■ **WHAT NEEDS TO BE DONE**: Set all the entries down once more, with nothing altered.

Records from a collection:
■ ■ ■

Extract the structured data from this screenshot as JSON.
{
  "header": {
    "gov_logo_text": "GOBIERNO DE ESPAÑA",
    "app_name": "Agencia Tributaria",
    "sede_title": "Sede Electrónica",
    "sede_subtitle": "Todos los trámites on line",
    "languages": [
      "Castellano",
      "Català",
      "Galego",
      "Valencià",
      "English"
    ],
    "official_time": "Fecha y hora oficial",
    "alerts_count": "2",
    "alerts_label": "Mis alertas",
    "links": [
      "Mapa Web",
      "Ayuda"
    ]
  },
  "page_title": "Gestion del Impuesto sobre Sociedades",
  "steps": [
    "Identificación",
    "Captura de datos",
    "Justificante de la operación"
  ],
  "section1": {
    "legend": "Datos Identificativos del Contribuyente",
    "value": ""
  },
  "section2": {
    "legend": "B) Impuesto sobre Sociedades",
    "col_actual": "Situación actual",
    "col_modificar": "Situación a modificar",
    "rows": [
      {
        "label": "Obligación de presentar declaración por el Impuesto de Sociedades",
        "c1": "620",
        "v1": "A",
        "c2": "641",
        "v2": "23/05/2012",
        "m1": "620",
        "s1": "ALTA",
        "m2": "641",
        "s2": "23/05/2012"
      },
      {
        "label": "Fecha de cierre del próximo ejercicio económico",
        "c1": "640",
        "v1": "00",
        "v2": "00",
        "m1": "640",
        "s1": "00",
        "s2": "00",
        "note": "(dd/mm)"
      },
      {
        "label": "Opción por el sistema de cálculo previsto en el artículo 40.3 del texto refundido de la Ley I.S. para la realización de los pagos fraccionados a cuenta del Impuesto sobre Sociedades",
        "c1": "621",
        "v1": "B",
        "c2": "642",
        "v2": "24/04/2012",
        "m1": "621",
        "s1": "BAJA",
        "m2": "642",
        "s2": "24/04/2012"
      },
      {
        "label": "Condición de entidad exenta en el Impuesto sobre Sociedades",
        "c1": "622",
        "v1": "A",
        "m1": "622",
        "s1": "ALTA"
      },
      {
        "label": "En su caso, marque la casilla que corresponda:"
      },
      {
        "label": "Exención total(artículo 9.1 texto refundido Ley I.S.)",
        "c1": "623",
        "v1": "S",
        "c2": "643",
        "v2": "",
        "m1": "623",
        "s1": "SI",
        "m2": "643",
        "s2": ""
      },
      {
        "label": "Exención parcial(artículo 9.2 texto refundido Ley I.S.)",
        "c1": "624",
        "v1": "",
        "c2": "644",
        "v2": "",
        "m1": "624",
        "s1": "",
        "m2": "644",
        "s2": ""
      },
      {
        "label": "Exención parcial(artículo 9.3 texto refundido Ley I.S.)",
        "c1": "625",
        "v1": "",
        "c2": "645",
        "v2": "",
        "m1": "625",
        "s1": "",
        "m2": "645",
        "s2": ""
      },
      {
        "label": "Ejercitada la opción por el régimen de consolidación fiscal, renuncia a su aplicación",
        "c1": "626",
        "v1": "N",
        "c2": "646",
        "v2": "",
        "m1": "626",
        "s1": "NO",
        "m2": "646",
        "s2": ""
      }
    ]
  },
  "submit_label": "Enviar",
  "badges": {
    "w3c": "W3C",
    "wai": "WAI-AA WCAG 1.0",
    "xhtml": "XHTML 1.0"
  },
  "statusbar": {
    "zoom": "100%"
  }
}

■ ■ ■

■ **ANSWER TO THIS EXERCISE**:
Extract the structured data from this screenshot as JSON.
{
  "header": {
    "gov_logo_text": "GOBIERNO DE ESPAÑA",
    "app_name": "Agencia Tributaria",
    "sede_title": "Sede Electrónica",
    "sede_subtitle": "Todos los trámites on line",
    "languages": [
      "Castellano",
      "Català",
      "Galego",
      "Valencià",
      "English"
    ],
    "official_time": "Fecha y hora oficial",
    "alerts_count": "2",
    "alerts_label": "Mis alertas",
    "links": [
      "Mapa Web",
      "Ayuda"
    ]
  },
  "page_title": "Gestion del Impuesto sobre Sociedades",
  "steps": [
    "Identificación",
    "Captura de datos",
    "Justificante de la operación"
  ],
  "section1": {
    "legend": "Datos Identificativos del Contribuyente",
    "value": ""
  },
  "section2": {
    "legend": "B) Impuesto sobre Sociedades",
    "col_actual": "Situación actual",
    "col_modificar": "Situación a modificar",
    "rows": [
      {
        "label": "Obligación de presentar declaración por el Impuesto de Sociedades",
        "c1": "620",
        "v1": "A",
        "c2": "641",
        "v2": "23/05/2012",
        "m1": "620",
        "s1": "ALTA",
        "m2": "641",
        "s2": "23/05/2012"
      },
      {
        "label": "Fecha de cierre del próximo ejercicio económico",
        "c1": "640",
        "v1": "00",
        "v2": "00",
        "m1": "640",
        "s1": "00",
        "s2": "00",
        "note": "(dd/mm)"
      },
      {
        "label": "Opción por el sistema de cálculo previsto en el artículo 40.3 del texto refundido de la Ley I.S. para la realización de los pagos fraccionados a cuenta del Impuesto sobre Sociedades",
        "c1": "621",
        "v1": "B",
        "c2": "642",
        "v2": "24/04/2012",
        "m1": "621",
        "s1": "BAJA",
        "m2": "642",
        "s2": "24/04/2012"
      },
      {
        "label": "Condición de entidad exenta en el Impuesto sobre Sociedades",
        "c1": "622",
        "v1": "A",
        "m1": "622",
        "s1": "ALTA"
      },
      {
        "label": "En su caso, marque la casilla que corresponda:"
      },
      {
        "label": "Exención total(artículo 9.1 texto refundido Ley I.S.)",
        "c1": "623",
        "v1": "S",
        "c2": "643",
        "v2": "",
        "m1": "623",
        "s1": "SI",
        "m2": "643",
        "s2": ""
      },
      {
        "label": "Exención parcial(artículo 9.2 texto refundido Ley I.S.)",
        "c1": "624",
        "v1": "",
        "c2": "644",
        "v2": "",
        "m1": "624",
        "s1": "",
        "m2": "644",
        "s2": ""
      },
      {
        "label": "Exención parcial(artículo 9.3 texto refundido Ley I.S.)",
        "c1": "625",
        "v1": "",
        "c2": "645",
        "v2": "",
        "m1": "625",
        "s1": "",
        "m2": "645",
        "s2": ""
      },
      {
        "label": "Ejercitada la opción por el régimen de consolidación fiscal, renuncia a su aplicación",
        "c1": "626",
        "v1": "N",
        "c2": "646",
        "v2": "",
        "m1": "626",
        "s1": "NO",
        "m2": "646",
        "s2": ""
      }
    ]
  },
  "submit_label": "Enviar",
  "badges": {
    "w3c": "W3C",
    "wai": "WAI-AA WCAG 1.0",
    "xhtml": "XHTML 1.0"
  },
  "statusbar": {
    "zoom": "100%"
  }
}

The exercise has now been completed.